A new study from Brigham and Women’s Hospital and Harvard Medical School points the finger at this vegetable and accuses it of potentially doing more harm than good.
And to muddy the waters even more, they also found that one of the least healthy ways of preparing this vegetable DIDN’T seem to raise blood pressure.
The authors already knew that people who took potassium supplements had lower blood pressure than their peers did. They also knew that high glycemic carbohydrates (like potatoes) can increase blood pressure.
As potatoes are full of potassium (which can lower blood pressure) and high glycemic carbohydrates (which can raise blood pressure), they were curious about which one would win this tug of war.
So, they looked back over 3 previous studies that tracked 187,453 people. They knew their potato intakes, and which of them had hypertension.
They found that people who ate less than one portion of potatoes per month had the lowest risk, while those who ate four or more portions per week had the highest risk.
It didn’t matter if they smoked or not, were obese or not, or did exercise or not. The results were still the same. And what they ate and drank didn’t seem to make any difference either. They could have been drinkers or abstainers, vegetarians or meat eaters. In all cases, more potatoes meant higher blood pressure.
But here’s a couple of odd things…
1. Four or more weekly servings of baked, boiled, or mashed potatoes increased the blood pressure risk for women, but not for men.
2. French fries increased everyone’s risk, but potato chips didn’t. Which seems weird considering that they’re virtually the same thing.
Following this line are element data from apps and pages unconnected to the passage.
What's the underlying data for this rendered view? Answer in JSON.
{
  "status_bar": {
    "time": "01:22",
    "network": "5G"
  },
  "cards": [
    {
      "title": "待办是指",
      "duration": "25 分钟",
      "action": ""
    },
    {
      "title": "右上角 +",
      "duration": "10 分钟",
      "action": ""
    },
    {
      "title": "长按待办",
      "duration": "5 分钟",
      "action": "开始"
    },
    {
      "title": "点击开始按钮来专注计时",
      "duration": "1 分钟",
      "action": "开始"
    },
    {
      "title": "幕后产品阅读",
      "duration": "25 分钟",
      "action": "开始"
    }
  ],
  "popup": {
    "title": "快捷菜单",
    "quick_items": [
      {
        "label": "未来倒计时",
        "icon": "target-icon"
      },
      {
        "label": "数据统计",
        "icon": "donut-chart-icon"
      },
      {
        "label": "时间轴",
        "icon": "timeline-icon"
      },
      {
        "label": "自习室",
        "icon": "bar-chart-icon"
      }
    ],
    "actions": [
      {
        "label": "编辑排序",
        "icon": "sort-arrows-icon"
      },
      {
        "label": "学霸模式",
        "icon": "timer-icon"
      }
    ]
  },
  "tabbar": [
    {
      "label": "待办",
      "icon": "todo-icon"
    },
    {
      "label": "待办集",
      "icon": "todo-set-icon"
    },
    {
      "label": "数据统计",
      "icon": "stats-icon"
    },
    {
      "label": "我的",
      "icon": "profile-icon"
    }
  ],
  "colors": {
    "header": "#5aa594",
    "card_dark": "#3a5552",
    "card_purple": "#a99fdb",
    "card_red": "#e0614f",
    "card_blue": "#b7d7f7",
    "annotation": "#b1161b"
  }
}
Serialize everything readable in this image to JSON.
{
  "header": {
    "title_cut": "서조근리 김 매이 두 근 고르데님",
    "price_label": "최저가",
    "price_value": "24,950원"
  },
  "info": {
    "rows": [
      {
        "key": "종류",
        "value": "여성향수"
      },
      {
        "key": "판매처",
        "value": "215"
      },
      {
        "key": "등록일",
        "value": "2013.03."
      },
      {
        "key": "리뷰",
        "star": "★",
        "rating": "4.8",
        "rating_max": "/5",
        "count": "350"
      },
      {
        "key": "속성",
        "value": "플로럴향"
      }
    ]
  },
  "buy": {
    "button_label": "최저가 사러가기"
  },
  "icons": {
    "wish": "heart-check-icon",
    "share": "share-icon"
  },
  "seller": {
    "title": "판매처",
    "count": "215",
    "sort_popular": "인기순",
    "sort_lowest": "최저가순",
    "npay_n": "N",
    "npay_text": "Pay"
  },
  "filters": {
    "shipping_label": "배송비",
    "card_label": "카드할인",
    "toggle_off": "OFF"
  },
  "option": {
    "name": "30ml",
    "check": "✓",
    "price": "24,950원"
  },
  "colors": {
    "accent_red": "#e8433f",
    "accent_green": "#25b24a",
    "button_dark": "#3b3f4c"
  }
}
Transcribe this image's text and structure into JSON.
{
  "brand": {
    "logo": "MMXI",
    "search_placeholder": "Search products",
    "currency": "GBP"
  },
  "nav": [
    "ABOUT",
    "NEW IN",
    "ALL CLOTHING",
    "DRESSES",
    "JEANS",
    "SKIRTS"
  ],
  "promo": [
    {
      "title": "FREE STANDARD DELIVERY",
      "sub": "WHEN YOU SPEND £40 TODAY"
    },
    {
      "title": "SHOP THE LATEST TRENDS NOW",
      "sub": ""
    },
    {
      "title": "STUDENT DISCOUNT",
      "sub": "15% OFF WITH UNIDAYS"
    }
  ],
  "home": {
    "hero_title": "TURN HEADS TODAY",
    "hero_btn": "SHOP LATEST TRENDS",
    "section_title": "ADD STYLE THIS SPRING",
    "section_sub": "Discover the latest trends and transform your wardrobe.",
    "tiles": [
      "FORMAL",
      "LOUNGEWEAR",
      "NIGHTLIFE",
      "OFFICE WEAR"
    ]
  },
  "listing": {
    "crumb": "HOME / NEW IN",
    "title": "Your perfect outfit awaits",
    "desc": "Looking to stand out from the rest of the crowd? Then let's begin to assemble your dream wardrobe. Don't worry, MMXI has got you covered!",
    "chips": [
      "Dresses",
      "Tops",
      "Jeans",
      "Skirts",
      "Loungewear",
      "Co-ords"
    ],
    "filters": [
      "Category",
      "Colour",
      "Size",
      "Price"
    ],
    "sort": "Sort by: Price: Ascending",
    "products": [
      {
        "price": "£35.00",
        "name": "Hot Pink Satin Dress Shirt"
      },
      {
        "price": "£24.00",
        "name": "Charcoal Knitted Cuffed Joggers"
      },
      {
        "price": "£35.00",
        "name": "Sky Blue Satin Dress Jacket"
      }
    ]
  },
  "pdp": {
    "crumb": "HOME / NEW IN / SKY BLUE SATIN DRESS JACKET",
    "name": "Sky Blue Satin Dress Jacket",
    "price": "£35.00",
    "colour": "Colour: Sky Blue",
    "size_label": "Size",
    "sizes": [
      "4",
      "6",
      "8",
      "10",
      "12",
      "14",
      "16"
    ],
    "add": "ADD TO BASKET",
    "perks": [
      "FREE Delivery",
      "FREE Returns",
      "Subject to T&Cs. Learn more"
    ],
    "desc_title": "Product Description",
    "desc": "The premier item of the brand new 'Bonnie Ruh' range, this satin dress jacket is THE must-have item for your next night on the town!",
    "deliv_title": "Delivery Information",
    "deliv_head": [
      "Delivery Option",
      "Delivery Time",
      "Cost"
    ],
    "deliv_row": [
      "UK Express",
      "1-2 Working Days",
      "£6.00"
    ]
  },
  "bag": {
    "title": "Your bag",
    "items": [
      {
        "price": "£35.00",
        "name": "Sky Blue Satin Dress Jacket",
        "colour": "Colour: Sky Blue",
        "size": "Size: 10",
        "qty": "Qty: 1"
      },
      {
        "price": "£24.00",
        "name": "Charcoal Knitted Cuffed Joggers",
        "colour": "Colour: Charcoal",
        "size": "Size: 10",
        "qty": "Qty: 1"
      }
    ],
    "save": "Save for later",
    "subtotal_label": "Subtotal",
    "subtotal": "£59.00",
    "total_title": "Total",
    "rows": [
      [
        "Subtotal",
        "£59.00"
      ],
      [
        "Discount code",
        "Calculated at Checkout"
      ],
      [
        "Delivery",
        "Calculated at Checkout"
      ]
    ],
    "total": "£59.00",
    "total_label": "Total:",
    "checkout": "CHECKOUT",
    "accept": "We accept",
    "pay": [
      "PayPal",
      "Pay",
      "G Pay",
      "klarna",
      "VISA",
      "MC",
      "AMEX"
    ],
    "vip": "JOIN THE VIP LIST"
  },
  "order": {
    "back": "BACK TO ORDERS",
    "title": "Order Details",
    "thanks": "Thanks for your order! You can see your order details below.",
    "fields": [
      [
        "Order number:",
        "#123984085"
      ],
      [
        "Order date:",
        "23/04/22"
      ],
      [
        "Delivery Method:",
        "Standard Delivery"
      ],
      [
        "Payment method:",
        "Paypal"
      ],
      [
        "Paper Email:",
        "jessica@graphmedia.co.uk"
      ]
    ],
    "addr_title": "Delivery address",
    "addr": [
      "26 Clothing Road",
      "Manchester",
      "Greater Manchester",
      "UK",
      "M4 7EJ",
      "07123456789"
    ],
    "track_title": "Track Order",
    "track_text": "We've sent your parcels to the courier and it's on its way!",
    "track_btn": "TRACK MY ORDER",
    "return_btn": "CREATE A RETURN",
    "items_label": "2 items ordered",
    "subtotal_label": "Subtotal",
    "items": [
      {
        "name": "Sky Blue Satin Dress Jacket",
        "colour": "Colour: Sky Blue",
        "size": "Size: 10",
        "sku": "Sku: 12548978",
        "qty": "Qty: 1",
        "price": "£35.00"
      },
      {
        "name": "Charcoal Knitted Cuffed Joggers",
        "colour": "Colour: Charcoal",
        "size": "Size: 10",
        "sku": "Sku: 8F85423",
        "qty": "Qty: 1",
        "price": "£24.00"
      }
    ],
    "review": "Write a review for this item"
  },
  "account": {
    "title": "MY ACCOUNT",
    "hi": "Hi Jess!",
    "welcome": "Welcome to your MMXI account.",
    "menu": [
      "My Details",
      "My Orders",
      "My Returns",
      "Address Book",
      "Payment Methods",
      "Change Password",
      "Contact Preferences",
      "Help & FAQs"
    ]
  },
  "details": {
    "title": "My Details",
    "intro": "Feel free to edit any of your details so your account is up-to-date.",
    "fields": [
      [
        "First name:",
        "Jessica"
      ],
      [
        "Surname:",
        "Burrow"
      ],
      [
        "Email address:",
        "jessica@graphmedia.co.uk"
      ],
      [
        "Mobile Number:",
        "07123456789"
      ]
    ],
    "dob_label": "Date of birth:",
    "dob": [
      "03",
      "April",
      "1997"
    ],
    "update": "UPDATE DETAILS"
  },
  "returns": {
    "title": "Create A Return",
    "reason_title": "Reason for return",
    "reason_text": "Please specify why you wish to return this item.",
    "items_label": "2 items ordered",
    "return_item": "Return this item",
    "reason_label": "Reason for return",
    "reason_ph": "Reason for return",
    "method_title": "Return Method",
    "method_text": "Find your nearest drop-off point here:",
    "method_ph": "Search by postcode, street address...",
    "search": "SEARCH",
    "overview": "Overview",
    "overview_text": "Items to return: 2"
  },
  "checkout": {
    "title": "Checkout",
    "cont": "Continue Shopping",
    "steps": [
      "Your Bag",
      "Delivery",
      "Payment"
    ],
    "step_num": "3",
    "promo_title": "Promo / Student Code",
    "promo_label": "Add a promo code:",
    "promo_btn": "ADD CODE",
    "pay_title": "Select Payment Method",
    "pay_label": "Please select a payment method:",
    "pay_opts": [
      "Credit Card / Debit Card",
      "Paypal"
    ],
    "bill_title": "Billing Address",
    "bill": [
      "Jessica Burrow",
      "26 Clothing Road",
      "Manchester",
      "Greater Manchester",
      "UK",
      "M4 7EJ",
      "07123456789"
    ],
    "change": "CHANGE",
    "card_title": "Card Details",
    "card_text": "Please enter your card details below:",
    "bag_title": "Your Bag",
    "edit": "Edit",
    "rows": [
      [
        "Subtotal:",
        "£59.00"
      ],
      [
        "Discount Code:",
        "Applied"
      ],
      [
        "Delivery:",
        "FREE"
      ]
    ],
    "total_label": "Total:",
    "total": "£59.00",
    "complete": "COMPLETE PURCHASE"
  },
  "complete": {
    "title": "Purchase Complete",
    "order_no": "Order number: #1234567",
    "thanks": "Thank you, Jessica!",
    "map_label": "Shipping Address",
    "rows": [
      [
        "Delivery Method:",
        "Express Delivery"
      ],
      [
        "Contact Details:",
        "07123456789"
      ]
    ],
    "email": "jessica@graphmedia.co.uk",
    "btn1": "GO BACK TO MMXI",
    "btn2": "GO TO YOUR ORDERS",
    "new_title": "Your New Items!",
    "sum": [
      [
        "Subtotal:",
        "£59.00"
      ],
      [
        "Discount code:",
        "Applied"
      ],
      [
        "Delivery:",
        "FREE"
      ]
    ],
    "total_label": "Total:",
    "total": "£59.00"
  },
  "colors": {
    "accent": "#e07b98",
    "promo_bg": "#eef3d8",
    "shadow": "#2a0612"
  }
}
Both are deep-fried and both are salty.
It would be nice to think that we can all eat potato chips every day without suffering any health problems, but let’s hold back until the scientists can get to the bottom of what’s going on with this strange result.
There’s obviously more work to be done in figuring out exactly what’s going on, because something clearly is.
Until that happens, try and stay at three or fewer portions of potatoes per week (including potato chips) just to be on the safe side.